About the Author
Jacob Miller first emerged as a young poet in the 1970's after winning a Hopwood Poetry Award, studying briefly with Allen Ginsburg, then working with the Nobel Prize Laureate, Joseph Brodsky, in classical verse forms for years, while also working with the American Poet Laureate, Robert Hayden, in more economic free-verse. During this period he also launched the literary and arts journal, Empyrea , and published his work, Sublimity vs. Circulation , urging librarians nationally to more aggressively seek out new writers, which was awarded in the Best of Lit. Series and published first in Library Journal and later by The Scarecrow Press. Through the 1980's, his poems were published in numerous literary journals and he gave readings across America as well as in London, England. Then he fell off the map.
For the next 30 years, Miller became a reclusive poet and author who did not aggressively pursue publication and stopped doing public readings, but never stopped writing, refining his craft, pursuing his own new hybrid verse form, alternately living abroad (mostly in Italy) and New York, while making ends meet as a teacher. In recent years though, he resurfaced, was the recipient of support from the New York Foundation for the Arts for this collection of poems, Lines from a Canvas , as well as his novel, Leviathan . He also wrote a free-verse libretto, Manhattan In Charcoal , for a modern opera released on CD last year. His poem cycle Blues from an Airport Bar was also set to music and released on the CD "Song Cycles."

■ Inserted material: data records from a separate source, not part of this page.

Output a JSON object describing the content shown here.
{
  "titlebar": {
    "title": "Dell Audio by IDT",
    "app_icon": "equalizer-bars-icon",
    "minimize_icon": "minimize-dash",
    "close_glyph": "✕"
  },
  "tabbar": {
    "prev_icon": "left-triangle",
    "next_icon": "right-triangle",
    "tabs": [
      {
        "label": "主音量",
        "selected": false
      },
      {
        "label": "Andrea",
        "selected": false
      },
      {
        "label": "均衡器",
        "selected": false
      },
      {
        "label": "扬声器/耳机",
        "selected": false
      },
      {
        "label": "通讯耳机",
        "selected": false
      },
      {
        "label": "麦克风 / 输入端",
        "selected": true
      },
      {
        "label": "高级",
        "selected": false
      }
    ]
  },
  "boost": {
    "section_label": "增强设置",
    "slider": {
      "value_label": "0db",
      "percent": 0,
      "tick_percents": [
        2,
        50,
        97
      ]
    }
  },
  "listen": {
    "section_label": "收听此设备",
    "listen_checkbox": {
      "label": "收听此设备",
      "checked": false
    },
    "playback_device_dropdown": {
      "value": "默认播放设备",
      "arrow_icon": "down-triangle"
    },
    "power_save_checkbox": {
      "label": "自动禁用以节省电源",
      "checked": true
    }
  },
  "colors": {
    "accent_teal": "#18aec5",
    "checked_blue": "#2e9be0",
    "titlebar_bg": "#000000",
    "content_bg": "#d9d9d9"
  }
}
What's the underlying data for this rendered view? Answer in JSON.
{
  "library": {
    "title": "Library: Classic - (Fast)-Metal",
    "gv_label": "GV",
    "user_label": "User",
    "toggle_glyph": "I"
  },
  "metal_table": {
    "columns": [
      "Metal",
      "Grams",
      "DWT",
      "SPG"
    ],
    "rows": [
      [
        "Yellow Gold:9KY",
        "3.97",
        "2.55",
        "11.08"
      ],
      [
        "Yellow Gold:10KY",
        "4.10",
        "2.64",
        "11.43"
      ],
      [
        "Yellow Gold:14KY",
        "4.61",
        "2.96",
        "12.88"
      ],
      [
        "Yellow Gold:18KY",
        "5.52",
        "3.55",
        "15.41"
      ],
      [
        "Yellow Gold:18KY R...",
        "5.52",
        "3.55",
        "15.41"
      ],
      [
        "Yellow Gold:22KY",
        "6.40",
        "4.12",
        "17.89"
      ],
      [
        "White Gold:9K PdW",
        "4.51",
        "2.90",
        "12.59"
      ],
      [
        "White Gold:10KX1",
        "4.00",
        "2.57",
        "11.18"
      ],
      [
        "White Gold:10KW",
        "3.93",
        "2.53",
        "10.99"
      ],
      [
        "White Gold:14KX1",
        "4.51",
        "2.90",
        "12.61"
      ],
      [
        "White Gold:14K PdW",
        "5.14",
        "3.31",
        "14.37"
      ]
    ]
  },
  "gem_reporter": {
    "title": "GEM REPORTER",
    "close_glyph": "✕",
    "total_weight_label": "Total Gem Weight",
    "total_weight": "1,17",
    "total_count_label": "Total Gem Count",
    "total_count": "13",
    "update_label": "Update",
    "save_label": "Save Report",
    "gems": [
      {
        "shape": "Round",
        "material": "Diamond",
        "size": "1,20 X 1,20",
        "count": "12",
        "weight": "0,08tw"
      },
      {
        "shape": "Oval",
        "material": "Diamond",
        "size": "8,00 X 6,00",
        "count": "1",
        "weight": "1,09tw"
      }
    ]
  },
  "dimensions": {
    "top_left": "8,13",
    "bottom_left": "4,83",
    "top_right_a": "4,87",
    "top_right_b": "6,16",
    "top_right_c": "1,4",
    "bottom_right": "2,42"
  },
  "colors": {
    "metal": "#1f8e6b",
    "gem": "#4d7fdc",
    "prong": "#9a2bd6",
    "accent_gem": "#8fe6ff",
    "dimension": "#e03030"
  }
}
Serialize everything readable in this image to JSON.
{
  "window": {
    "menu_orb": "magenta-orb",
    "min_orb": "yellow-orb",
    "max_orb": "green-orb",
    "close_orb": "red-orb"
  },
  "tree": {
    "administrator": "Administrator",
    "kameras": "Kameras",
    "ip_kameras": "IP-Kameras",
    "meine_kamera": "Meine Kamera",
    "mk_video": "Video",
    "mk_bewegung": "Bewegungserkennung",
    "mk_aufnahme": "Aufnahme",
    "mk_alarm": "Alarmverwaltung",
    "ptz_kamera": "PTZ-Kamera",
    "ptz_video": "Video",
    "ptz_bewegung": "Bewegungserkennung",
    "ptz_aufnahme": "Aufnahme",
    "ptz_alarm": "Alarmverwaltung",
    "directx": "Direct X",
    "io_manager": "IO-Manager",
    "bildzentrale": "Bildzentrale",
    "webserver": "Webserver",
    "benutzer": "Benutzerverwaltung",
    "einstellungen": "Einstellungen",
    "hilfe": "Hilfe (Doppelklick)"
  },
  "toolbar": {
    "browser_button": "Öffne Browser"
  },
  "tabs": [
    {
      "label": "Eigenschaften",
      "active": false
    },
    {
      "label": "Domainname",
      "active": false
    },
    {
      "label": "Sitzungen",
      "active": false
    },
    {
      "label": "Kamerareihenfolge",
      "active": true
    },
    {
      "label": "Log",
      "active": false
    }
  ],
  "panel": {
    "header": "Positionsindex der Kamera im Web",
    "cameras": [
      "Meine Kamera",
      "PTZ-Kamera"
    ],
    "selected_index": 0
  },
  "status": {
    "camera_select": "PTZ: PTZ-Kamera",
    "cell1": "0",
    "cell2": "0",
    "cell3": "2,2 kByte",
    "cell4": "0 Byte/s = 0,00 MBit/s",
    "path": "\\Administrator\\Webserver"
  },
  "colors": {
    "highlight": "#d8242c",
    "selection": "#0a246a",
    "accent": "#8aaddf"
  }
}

Jacob Miller has three children and an avid interest in vintage motorcycles.